    I’ve been on a Chromebook since last May and it is my primary computer. Its not my only one – I still use a Windows desktop, primarily for scanning and document imaging. Also, if I am working on a more involved project, the dual monitor set up on the desktop is preferable. But outside of that, Chrome and the Chrombook have become my operating environment of choice for just about everything. And I am running a small business in this environment as well.

  5. This is an awesome post I totally agree with. As a Chromebook user myself, I’d like to add a few things:

    1.) I did my entire nanowrimo last year on my Chromebook.
    2.) It is my main work computer, and even though I have a PC at home, it is mostly the game and backup computer. My chromebook is usually faster, and distraction-free.
    3.) I would like to point out that Evernote’s new screen clipper comes with awesome image annotation powers. Myself, I like to use pixlr’s suite, that comes with very powerful tools, all free. I used it for all of my “artistic” photo-manipulation needs.

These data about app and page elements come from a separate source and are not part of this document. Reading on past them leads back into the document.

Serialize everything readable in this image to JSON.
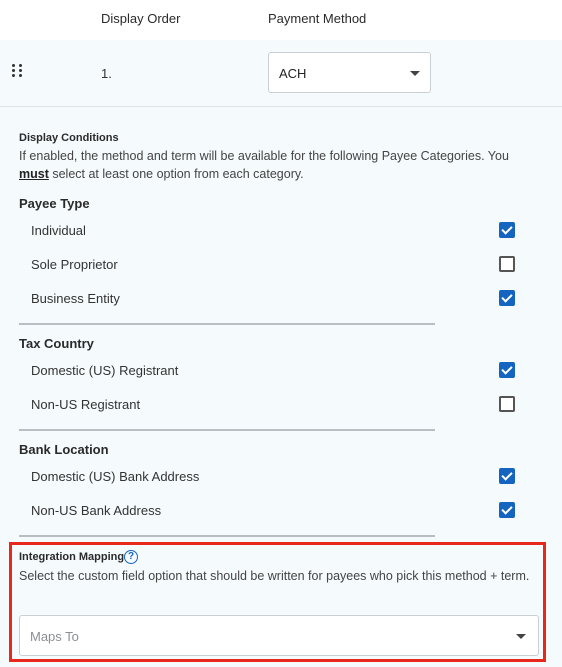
{
  "table": {
    "headers": {
      "display_order": "Display Order",
      "payment_method": "Payment Method"
    },
    "row": {
      "order": "1.",
      "payment_method_value": "ACH"
    }
  },
  "display_conditions": {
    "title": "Display Conditions",
    "desc_before": "If enabled, the method and term will be available for the following Payee Categories. You ",
    "desc_emphasis": "must",
    "desc_after": " select at least one option from each category."
  },
  "sections": {
    "payee_type": {
      "title": "Payee Type",
      "options": [
        {
          "label": "Individual",
          "checked": true
        },
        {
          "label": "Sole Proprietor",
          "checked": false
        },
        {
          "label": "Business Entity",
          "checked": true
        }
      ]
    },
    "tax_country": {
      "title": "Tax Country",
      "options": [
        {
          "label": "Domestic (US) Registrant",
          "checked": true
        },
        {
          "label": "Non-US Registrant",
          "checked": false
        }
      ]
    },
    "bank_location": {
      "title": "Bank Location",
      "options": [
        {
          "label": "Domestic (US) Bank Address",
          "checked": true
        },
        {
          "label": "Non-US Bank Address",
          "checked": true
        }
      ]
    }
  },
  "integration_mapping": {
    "title": "Integration Mapping",
    "help_glyph": "?",
    "description": "Select the custom field option that should be written for payees who pick this method + term.",
    "maps_to_placeholder": "Maps To"
  },
  "colors": {
    "accent": "#1565c0",
    "highlight": "#e8281a",
    "background": "#f5fafd"
  }
}
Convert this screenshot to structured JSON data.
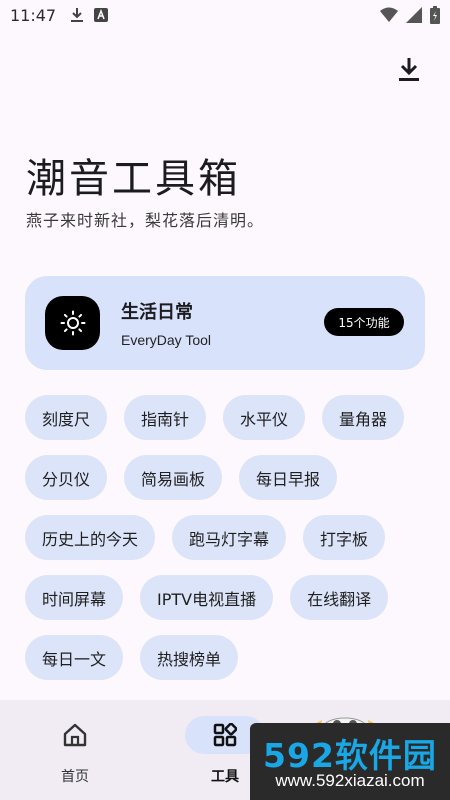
{
  "status_bar": {
    "time": "11:47",
    "icons": [
      "download-icon",
      "a-badge-icon",
      "wifi-icon",
      "signal-icon",
      "battery-icon"
    ]
  },
  "header": {
    "title": "潮音工具箱",
    "subtitle": "燕子来时新社，梨花落后清明。",
    "action_icon": "download-icon"
  },
  "category": {
    "title": "生活日常",
    "subtitle": "EveryDay Tool",
    "count": "15个功能",
    "icon": "sun-icon"
  },
  "tools": [
    [
      "刻度尺",
      "指南针",
      "水平仪",
      "量角器"
    ],
    [
      "分贝仪",
      "简易画板",
      "每日早报"
    ],
    [
      "历史上的今天",
      "跑马灯字幕",
      "打字板"
    ],
    [
      "时间屏幕",
      "IPTV电视直播",
      "在线翻译"
    ],
    [
      "每日一文",
      "热搜榜单"
    ]
  ],
  "nav": {
    "home": {
      "label": "首页",
      "icon": "home-icon"
    },
    "tools": {
      "label": "工具",
      "icon": "grid-icon"
    }
  },
  "watermark": {
    "logo": "592软件园",
    "url": "www.592xiazai.com"
  },
  "colors": {
    "background": "#fdf8fd",
    "card": "#d8e2fb",
    "chip": "#dce4f9",
    "nav_bg": "#f1ecf4",
    "badge": "#000000"
  }
}
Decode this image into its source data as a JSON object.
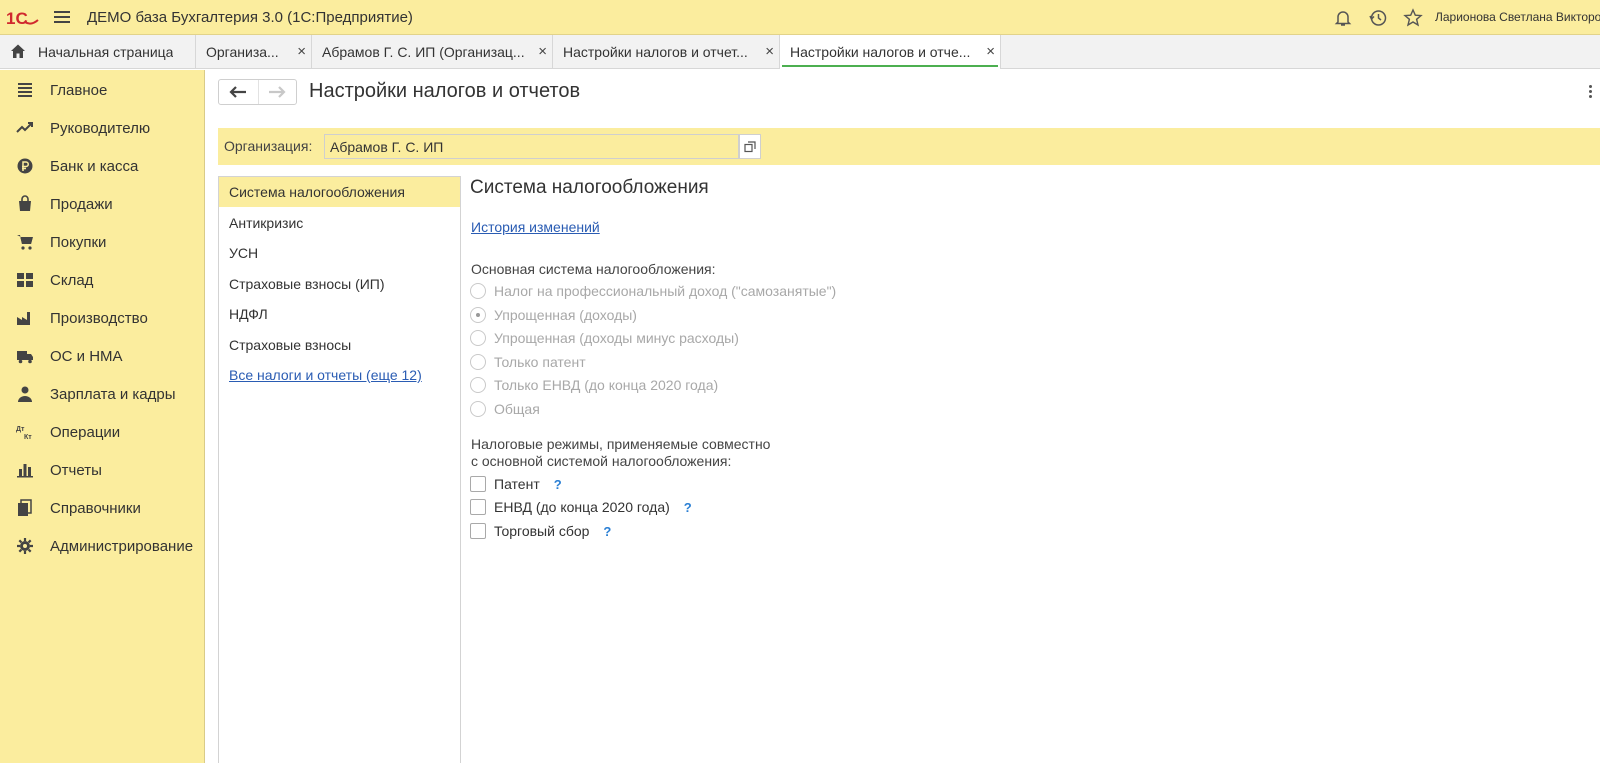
{
  "topbar": {
    "logo_text": "1С",
    "app_title": "ДЕМО база Бухгалтерия 3.0  (1С:Предприятие)",
    "user_name": "Ларионова Светлана Викторовна",
    "icons": [
      "bell-icon",
      "history-icon",
      "star-icon"
    ]
  },
  "tabs": [
    {
      "label": "Начальная страница",
      "icon": "home-icon"
    },
    {
      "label": "Организа...",
      "close": "×"
    },
    {
      "label": "Абрамов Г. С. ИП (Организац...",
      "close": "×"
    },
    {
      "label": "Настройки налогов и отчет...",
      "close": "×"
    },
    {
      "label": "Настройки налогов и отче...",
      "close": "×",
      "active": true
    }
  ],
  "sidebar": {
    "items": [
      {
        "label": "Главное",
        "icon": "menu-lines-icon"
      },
      {
        "label": "Руководителю",
        "icon": "trend-icon"
      },
      {
        "label": "Банк и касса",
        "icon": "ruble-coin-icon"
      },
      {
        "label": "Продажи",
        "icon": "shopping-bag-icon"
      },
      {
        "label": "Покупки",
        "icon": "cart-icon"
      },
      {
        "label": "Склад",
        "icon": "warehouse-icon"
      },
      {
        "label": "Производство",
        "icon": "factory-icon"
      },
      {
        "label": "ОС и НМА",
        "icon": "truck-icon"
      },
      {
        "label": "Зарплата и кадры",
        "icon": "person-icon"
      },
      {
        "label": "Операции",
        "icon": "dt-kt-icon"
      },
      {
        "label": "Отчеты",
        "icon": "bar-chart-icon"
      },
      {
        "label": "Справочники",
        "icon": "books-icon"
      },
      {
        "label": "Администрирование",
        "icon": "gear-icon"
      }
    ]
  },
  "page": {
    "title": "Настройки налогов и отчетов",
    "back_icon": "arrow-left-icon",
    "forward_icon": "arrow-right-icon",
    "more_icon": "more-vertical-icon"
  },
  "organization": {
    "label": "Организация:",
    "value": "Абрамов Г. С. ИП",
    "open_icon": "open-window-icon"
  },
  "sections": {
    "items": [
      {
        "label": "Система налогообложения",
        "selected": true
      },
      {
        "label": "Антикризис"
      },
      {
        "label": "УСН"
      },
      {
        "label": "Страховые взносы (ИП)"
      },
      {
        "label": "НДФЛ"
      },
      {
        "label": "Страховые взносы"
      }
    ],
    "all_link": "Все налоги и отчеты (еще 12)"
  },
  "tax_system": {
    "title": "Система налогообложения",
    "history_link": "История изменений",
    "main_label": "Основная система налогообложения:",
    "options": [
      {
        "label": "Налог на профессиональный доход (\"самозанятые\")",
        "checked": false
      },
      {
        "label": "Упрощенная (доходы)",
        "checked": true
      },
      {
        "label": "Упрощенная (доходы минус расходы)",
        "checked": false
      },
      {
        "label": "Только патент",
        "checked": false
      },
      {
        "label": "Только ЕНВД (до конца 2020 года)",
        "checked": false
      },
      {
        "label": "Общая",
        "checked": false
      }
    ],
    "combined_label_1": "Налоговые режимы, применяемые совместно",
    "combined_label_2": "с основной системой налогообложения:",
    "combined": [
      {
        "label": "Патент",
        "help": "?"
      },
      {
        "label": "ЕНВД (до конца 2020 года)",
        "help": "?"
      },
      {
        "label": "Торговый сбор",
        "help": "?"
      }
    ]
  },
  "colors": {
    "panel_yellow": "#fbed9e",
    "link_blue": "#2a5cb3",
    "active_tab_underline": "#4caf50",
    "help_blue": "#2a7fd4"
  }
}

    The Chromebook also has excellent battery life and, joined with tethering by cellphone, there’s little you can’t do on it. It is super light which makes it easy to carry around everywhere I go (I do walk a lot) and it fits into a smaller bag, it makes a HUGE difference when you commute in crowded subways like I do.

    There’s also something comforting in the fact that I am carrying a computer that is only worth about $200 and all of my work is backed up in the cloud. This is not something you can say on, say, a fancy macbook air. You lose one of these, you’re going to tear your hair out. 🙂

    * * *
    I also want to note that I used the plugin you recommended on my blog and the result looks a lot like your blog. I feel like I should give you credit… I know this template is modified to your needs, what do you think?

Comments are closed.